She then says that her husband won’t be seeing it. It may not be her intention, but by explaining why her husband won’t see it while other Orthodox friends of hers did, is she not putting them down?

I found that a bit distasteful.  Her purpose was obviously to praise her husband. But she should not have mentioned that so many of her other friends were extolling the movie and ignoring the Shmiras Eynayoim issue.  She came to praise her husband.  Not to bury her friends. But didn’t she kind of do that?

What is somewhat perplexing is that she speaks only about this movie – thereby hinting that her husband might otherwise go to the movies. I’m not sure what principle he is standing up for by avoiding only this particular movie. There is hardly a movie made that these days that doesn’t have a woman in it. And invariably they will not be dressed according to Halachic standards of modesty.

I’m also relatively sure that if her husband participates in the world in some fashion Perhaps at work or in the market place. He therefore regularly comes into contact with live women who do not dress modestly by Halachic standards. Gal Gadot’s Wonder Woman does not violate the norms of modesty of the society in which we live. There is nothing titillating about her superhero costume if you live in America.

And then there is Shoshana Keats-Jaskoll’s fawning review of the movie. Mrs. Keats-Jaskoll has told me personally that she is not a feminist. But her article had feminism written all over it. She used Wonder Woman as model for all Jewish Women. She compared the social construct of Wonder Woman’s world to the social construct of Orthodox Judaism in negative ways. Here is an excerpt from her Times of Israel article that demonstrates this: 
How moving, how norm-shattering to see women make their own choices, fight their own battles, on their own terms, no permission needed, no dress code required, and no one telling them just how far they could go. 
I don’t think the president of the Jewish Orthodox Feminist  Alliance (JOFA) could have put it any better. She seems to see Tznius issues as a hindrance to her freedom.
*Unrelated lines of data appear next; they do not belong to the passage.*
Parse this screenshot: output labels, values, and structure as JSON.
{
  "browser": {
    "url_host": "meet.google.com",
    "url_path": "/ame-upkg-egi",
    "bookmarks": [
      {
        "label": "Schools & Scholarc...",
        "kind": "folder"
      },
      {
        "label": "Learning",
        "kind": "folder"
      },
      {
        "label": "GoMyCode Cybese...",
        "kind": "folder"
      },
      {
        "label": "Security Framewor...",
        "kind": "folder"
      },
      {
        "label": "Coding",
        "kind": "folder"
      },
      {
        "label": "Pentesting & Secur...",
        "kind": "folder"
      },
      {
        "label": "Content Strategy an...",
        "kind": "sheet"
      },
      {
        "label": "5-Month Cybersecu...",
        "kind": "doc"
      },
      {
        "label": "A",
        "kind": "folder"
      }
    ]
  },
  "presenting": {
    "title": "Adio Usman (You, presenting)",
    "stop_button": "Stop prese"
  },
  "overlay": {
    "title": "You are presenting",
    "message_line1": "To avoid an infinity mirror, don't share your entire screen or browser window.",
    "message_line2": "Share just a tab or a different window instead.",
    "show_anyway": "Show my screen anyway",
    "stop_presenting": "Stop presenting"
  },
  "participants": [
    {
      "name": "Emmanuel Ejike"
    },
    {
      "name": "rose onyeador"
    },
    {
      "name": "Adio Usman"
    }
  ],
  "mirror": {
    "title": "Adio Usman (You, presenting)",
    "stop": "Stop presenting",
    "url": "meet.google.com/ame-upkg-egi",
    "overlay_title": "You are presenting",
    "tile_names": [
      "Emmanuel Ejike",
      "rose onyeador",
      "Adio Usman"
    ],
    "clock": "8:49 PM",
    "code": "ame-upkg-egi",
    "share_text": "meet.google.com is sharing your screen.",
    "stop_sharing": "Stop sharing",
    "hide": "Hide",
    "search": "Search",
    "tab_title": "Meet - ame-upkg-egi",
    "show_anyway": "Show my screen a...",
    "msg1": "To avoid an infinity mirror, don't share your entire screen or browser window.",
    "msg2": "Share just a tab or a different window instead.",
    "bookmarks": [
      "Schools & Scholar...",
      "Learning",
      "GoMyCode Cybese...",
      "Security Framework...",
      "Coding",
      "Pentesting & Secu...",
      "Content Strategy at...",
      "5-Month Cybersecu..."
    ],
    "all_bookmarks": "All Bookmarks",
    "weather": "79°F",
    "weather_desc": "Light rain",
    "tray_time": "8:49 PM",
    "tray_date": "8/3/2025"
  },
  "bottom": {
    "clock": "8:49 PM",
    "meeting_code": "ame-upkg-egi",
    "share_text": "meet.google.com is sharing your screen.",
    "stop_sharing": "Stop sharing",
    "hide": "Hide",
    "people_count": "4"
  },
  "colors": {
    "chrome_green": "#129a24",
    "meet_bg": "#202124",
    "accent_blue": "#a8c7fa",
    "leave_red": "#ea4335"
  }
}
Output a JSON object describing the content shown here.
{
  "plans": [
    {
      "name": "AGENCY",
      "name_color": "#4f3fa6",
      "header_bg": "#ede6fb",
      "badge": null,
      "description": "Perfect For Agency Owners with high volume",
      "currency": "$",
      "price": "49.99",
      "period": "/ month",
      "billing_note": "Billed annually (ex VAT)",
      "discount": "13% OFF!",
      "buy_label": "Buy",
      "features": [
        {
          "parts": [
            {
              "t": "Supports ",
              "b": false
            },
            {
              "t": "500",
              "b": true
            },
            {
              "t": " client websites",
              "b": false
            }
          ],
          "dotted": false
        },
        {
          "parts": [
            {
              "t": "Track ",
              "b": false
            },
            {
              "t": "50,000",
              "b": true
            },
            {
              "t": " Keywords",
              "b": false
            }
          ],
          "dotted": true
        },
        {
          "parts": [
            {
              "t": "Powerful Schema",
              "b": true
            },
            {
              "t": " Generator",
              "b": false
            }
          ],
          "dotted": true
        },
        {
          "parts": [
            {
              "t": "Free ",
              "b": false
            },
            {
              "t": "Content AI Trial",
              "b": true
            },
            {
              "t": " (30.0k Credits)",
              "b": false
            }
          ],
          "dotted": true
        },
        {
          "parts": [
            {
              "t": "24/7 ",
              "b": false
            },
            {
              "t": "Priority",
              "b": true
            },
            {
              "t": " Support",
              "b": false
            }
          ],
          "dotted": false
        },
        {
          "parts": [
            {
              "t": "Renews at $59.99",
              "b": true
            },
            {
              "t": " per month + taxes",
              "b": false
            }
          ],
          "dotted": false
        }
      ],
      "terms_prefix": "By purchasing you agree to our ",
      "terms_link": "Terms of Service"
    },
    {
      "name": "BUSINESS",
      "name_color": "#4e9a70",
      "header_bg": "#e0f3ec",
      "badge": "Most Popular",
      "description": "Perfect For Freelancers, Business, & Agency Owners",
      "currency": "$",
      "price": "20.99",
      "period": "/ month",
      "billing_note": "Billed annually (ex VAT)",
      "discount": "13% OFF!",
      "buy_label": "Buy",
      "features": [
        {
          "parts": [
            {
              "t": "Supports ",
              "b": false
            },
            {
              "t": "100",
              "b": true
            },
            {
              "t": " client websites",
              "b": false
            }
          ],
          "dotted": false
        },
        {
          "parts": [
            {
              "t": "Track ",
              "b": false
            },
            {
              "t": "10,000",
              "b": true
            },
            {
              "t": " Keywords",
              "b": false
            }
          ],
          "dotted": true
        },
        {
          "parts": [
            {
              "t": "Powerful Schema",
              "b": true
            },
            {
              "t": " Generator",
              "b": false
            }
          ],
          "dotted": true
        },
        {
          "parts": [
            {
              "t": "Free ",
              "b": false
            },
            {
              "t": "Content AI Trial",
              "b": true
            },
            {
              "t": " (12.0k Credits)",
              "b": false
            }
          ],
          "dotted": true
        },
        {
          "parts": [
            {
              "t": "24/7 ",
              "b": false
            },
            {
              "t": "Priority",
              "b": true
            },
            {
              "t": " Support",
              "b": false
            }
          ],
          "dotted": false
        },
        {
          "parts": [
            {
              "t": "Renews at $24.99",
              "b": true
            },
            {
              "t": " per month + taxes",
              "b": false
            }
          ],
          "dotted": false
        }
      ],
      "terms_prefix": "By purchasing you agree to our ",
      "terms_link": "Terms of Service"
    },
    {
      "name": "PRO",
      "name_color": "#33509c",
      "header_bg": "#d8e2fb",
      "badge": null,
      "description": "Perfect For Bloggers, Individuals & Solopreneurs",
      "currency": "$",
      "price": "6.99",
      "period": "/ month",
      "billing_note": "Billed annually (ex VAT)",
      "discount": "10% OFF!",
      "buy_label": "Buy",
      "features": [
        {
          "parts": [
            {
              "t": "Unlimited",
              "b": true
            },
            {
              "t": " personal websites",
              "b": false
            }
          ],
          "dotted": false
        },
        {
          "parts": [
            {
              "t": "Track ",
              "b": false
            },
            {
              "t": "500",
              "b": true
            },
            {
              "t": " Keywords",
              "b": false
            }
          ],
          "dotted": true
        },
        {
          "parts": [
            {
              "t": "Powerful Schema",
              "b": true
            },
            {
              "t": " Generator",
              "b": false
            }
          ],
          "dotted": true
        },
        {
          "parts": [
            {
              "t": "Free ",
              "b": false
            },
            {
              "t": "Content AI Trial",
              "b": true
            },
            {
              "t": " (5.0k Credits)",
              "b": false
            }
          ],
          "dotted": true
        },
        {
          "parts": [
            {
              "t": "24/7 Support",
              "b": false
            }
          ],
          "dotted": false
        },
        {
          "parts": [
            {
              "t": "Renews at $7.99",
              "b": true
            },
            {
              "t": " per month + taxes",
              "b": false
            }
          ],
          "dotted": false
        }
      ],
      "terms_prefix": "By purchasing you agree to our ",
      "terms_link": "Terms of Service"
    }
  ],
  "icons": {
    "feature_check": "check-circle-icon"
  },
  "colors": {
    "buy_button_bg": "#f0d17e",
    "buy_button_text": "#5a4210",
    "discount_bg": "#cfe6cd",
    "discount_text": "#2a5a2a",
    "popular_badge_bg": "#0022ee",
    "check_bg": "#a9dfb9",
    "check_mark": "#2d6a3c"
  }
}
I cannot think of 2 more different reactions to this movie. One criticizes Tznius violations while the other praises the glory of giving women the freedom to be who they are without caring about how they dress. Both of these women have modern Orthodox backgrounds. I don’t think they could be further apart.